What do I need to juice?

Save a few of these containers!
     • A juicer (my first juicer was a Juiceman Jr. for $15 on Craigslist! It worked well for a year or so, until we decided to upgrade to a Champion)
     • Sharp knife/cutting board for chopping produce
     •  A wide variety of vegetables and a bit of fruit!

I keep a large fruit bowl in my fridge to organize and store all my juicing ingredients. That way, I don't accidentally use them for something else or forget about them. I also move leftover fruits and veggies into that bin. The plastic containers that you might buy spinach in, are great for fridge and juicing organization.

I'm also a big fan of seasonal farmer's markets and enjoy buying local produce whenever I can. I do buy about 95% organic produce, but in a pinch, I refer to the Dirty Dozen List and make sure to wash it well.
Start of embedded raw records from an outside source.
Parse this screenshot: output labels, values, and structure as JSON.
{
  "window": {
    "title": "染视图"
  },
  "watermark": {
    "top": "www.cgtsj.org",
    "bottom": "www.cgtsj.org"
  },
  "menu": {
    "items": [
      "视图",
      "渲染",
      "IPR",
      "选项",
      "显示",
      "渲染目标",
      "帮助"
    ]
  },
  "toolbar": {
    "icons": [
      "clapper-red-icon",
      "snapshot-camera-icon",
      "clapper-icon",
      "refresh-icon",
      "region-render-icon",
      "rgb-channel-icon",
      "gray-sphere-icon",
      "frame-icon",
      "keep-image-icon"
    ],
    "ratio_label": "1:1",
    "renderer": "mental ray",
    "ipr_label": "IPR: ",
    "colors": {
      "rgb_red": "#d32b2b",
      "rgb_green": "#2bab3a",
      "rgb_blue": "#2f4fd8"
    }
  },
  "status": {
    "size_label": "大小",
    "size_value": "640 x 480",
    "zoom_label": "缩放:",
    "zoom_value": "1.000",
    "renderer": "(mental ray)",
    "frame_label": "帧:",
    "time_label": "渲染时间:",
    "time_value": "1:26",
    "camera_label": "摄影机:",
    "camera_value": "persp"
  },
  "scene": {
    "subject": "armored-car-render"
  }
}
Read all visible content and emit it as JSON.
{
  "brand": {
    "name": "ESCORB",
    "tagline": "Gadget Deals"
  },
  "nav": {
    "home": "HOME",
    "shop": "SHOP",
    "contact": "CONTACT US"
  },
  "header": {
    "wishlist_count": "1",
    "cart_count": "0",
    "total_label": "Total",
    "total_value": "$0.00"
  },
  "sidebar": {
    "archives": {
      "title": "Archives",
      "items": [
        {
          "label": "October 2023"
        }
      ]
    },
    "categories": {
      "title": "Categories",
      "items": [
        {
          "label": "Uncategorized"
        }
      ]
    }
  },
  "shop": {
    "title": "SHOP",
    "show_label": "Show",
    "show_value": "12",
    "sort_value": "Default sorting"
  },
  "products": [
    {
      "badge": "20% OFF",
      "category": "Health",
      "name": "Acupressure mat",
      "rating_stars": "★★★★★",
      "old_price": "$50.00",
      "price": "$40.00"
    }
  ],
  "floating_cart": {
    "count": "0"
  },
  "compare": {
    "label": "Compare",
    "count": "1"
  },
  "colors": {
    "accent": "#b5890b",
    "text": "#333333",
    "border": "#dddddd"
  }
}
Can I juice on a budget?
Absolutely! Most of us end up wasting (or composting) imperfect produce at some point, but why not juice it? Things like spinach that is beginning to wilt, not-so-crisp carrots or bruised apples are no longer appealing to eat raw, but there's nothing wrong with juicing them (unless it's really just rotten!) You can still absorb all that nutrition through juicing.

For a while, as an experiment, I made 8oz. of juice a day. I calculated it to be about $1.75 a drink, or $12.25 a week. With the way I feel from my juice first thing in the morning, it's well worth it for me! If you have the space, consider growing some simple vegetables to supplement your juice as well. Juicing is a great way to manage bumper crops.

Can I use the juice pulp?
Juice pulp is amazing for composting. If you don't compost, consider juicing some vegetables and saving the pulp to add to things like zucchini bread, lasagna, soups or spaghetti sauces. It's a great way to sneak in some extra veggies. Here are some recipe ideas.

Or, if you want your juice to be a little more filling sometimes, you can always add some of the pulp back in. Just keep in mind, adding pulp back in does not offer quite as much benefit for your digestive system, so I wouldn't recommend this all the time.

Can I store juice?
Perhaps one of the only real downsides of juicing is that you should not bother trying to store it. Some juicers, like the Champion and other masticating-style juicers, claim that juice can be stored in the fridge in an air-tight container for up to 24 hours. But to be safe, for the most benefit and retention of nutrients that are effected by oxidation, it's recommended that you drink your juice immediately.

How much time does it take to juice?
Once you get a little routine, it's a quick process, in my opinion. All of my vegetables are ready to go in the fridge, so from start to finish, juicing only takes me 15 minutes in the morning. I drink my juice while I'm cleaning up and I have it all down to a science. 

Juicing can really be a great way to supplement your diet or jump-start your health if you're in a rut or having trouble incorporating vegetables into your daily routine. Consider the many benefits and maybe give it a try!